— ACTIVITY —
Every entry must be repeated exactly in the answer.

— EXERCISE DATA —
......

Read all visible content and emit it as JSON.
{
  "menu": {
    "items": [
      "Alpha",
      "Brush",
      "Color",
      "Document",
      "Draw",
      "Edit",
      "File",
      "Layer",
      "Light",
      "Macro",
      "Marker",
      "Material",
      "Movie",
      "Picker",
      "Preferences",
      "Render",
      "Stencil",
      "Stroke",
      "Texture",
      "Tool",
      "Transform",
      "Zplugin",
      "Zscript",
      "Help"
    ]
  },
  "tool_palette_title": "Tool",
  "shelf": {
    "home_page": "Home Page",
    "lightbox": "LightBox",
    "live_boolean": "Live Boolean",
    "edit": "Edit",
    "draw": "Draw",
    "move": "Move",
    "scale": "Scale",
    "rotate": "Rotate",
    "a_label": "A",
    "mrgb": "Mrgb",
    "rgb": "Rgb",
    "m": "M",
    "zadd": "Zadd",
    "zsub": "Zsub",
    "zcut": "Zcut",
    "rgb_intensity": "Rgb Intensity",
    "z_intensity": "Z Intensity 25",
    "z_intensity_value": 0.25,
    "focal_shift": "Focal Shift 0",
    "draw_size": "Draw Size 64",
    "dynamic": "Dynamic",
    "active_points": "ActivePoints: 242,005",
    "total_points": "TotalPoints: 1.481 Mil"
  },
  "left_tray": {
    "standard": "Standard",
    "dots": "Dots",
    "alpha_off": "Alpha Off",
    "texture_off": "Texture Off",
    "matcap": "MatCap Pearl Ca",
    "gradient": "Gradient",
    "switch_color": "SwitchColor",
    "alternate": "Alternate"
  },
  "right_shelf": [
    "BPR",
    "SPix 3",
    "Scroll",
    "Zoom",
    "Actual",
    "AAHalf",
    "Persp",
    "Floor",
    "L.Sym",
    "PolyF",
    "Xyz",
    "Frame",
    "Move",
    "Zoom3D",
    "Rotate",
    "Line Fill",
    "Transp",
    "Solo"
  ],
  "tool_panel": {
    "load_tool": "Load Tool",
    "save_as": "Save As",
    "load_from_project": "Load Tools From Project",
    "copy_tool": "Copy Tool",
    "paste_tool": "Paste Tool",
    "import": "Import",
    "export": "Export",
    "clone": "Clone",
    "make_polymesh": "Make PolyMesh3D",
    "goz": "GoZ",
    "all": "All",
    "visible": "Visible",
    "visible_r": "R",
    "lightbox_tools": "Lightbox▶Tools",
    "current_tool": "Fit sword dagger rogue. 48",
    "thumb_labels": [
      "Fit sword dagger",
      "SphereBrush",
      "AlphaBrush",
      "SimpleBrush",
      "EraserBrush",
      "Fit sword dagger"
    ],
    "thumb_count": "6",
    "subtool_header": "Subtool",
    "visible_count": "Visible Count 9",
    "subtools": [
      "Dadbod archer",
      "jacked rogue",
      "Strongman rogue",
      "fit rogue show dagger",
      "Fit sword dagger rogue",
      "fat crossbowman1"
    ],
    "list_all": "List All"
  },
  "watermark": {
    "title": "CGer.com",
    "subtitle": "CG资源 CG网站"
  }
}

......

— SOLUTION FOR THIS EXERCISE —
Read all visible content and emit it as JSON.
{
  "menu": {
    "items": [
      "Alpha",
      "Brush",
      "Color",
      "Document",
      "Draw",
      "Edit",
      "File",
      "Layer",
      "Light",
      "Macro",
      "Marker",
      "Material",
      "Movie",
      "Picker",
      "Preferences",
      "Render",
      "Stencil",
      "Stroke",
      "Texture",
      "Tool",
      "Transform",
      "Zplugin",
      "Zscript",
      "Help"
    ]
  },
  "tool_palette_title": "Tool",
  "shelf": {
    "home_page": "Home Page",
    "lightbox": "LightBox",
    "live_boolean": "Live Boolean",
    "edit": "Edit",
    "draw": "Draw",
    "move": "Move",
    "scale": "Scale",
    "rotate": "Rotate",
    "a_label": "A",
    "mrgb": "Mrgb",
    "rgb": "Rgb",
    "m": "M",
    "zadd": "Zadd",
    "zsub": "Zsub",
    "zcut": "Zcut",
    "rgb_intensity": "Rgb Intensity",
    "z_intensity": "Z Intensity 25",
    "z_intensity_value": 0.25,
    "focal_shift": "Focal Shift 0",
    "draw_size": "Draw Size 64",
    "dynamic": "Dynamic",
    "active_points": "ActivePoints: 242,005",
    "total_points": "TotalPoints: 1.481 Mil"
  },
  "left_tray": {
    "standard": "Standard",
    "dots": "Dots",
    "alpha_off": "Alpha Off",
    "texture_off": "Texture Off",
    "matcap": "MatCap Pearl Ca",
    "gradient": "Gradient",
    "switch_color": "SwitchColor",
    "alternate": "Alternate"
  },
  "right_shelf": [
    "BPR",
    "SPix 3",
    "Scroll",
    "Zoom",
    "Actual",
    "AAHalf",
    "Persp",
    "Floor",
    "L.Sym",
    "PolyF",
    "Xyz",
    "Frame",
    "Move",
    "Zoom3D",
    "Rotate",
    "Line Fill",
    "Transp",
    "Solo"
  ],
  "tool_panel": {
    "load_tool": "Load Tool",
    "save_as": "Save As",
    "load_from_project": "Load Tools From Project",
    "copy_tool": "Copy Tool",
    "paste_tool": "Paste Tool",
    "import": "Import",
    "export": "Export",
    "clone": "Clone",
    "make_polymesh": "Make PolyMesh3D",
    "goz": "GoZ",
    "all": "All",
    "visible": "Visible",
    "visible_r": "R",
    "lightbox_tools": "Lightbox▶Tools",
    "current_tool": "Fit sword dagger rogue. 48",
    "thumb_labels": [
      "Fit sword dagger",
      "SphereBrush",
      "AlphaBrush",
      "SimpleBrush",
      "EraserBrush",
      "Fit sword dagger"
    ],
    "thumb_count": "6",
    "subtool_header": "Subtool",
    "visible_count": "Visible Count 9",
    "subtools": [
      "Dadbod archer",
      "jacked rogue",
      "Strongman rogue",
      "fit rogue show dagger",
      "Fit sword dagger rogue",
      "fat crossbowman1"
    ],
    "list_all": "List All"
  },
  "watermark": {
    "title": "CGer.com",
    "subtitle": "CG资源 CG网站"
  }
}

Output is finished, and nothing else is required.